“Bad Little Falls is a jewel of a book. Doiron has gotten it all magnificently right: a hell of a good mystery, beautifully drawn landscape and characters so evocatively written they follow you off the page. Buy this. The guy can write.” —Nevada Barr, New York Times bestselling author of Rope
“Doiron's third Bowditch entry is riveting and honest, with full-depth characters and a landscape that isn't cutting any slack. Readers of Nevada Barr and C. J. Box will enjoy this similar tale, with the added surprise of a refreshing hero whose youth and inexperience Doiron skillfully twists into an asset.” —Booklist
“A high-stakes, high-tension yarn in which you keep wishing everything would turn out fine for the deeply flawed, deeply sympathetic hero.” —Kirkus

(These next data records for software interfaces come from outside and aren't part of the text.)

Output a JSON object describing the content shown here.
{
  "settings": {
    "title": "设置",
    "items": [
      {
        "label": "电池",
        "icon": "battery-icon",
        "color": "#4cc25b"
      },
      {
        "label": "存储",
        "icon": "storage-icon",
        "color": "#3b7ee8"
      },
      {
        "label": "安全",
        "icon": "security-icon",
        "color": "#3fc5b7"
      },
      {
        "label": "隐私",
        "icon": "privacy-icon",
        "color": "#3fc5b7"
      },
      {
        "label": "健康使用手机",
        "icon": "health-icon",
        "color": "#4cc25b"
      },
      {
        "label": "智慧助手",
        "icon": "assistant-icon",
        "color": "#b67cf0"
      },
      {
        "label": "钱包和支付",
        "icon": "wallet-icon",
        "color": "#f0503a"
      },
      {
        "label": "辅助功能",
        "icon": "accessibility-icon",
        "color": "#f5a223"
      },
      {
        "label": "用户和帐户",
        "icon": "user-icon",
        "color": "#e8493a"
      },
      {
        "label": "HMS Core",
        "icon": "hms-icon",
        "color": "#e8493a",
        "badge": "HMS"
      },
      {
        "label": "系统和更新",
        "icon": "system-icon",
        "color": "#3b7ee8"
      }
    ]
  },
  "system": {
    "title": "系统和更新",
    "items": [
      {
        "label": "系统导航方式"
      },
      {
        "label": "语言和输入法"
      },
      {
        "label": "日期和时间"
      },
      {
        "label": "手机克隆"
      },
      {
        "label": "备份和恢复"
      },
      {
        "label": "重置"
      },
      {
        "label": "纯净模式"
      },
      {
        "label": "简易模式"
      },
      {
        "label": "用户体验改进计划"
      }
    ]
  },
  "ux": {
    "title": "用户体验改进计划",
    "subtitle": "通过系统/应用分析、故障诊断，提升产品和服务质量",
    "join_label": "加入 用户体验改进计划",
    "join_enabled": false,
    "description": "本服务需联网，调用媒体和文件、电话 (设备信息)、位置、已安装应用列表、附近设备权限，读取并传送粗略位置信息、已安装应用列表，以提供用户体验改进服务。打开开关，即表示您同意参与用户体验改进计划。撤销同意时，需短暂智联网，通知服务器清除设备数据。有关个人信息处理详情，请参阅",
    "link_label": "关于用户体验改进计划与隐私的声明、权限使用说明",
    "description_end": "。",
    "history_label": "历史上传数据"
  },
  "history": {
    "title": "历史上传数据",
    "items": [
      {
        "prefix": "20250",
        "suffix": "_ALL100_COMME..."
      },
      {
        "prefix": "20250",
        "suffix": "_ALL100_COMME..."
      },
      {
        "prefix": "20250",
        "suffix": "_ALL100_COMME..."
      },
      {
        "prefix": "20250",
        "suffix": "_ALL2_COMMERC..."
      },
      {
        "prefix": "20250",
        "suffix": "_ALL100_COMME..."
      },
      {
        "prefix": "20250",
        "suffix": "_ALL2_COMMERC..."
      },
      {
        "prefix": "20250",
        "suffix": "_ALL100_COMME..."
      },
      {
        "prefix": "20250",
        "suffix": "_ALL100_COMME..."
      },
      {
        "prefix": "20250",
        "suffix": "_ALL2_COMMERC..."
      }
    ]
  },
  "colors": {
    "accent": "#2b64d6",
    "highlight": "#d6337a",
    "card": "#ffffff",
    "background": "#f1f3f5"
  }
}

“Excellent . . . a murder case with some truly wicked twists. Dorion matches strong characters with effective prose and subtle characterizations. Fans of Steve Hamilton's Alex McKnight series, likewise set in a remote region close to Canada, will find a lot to like.” —Publishers Weekly (starred review)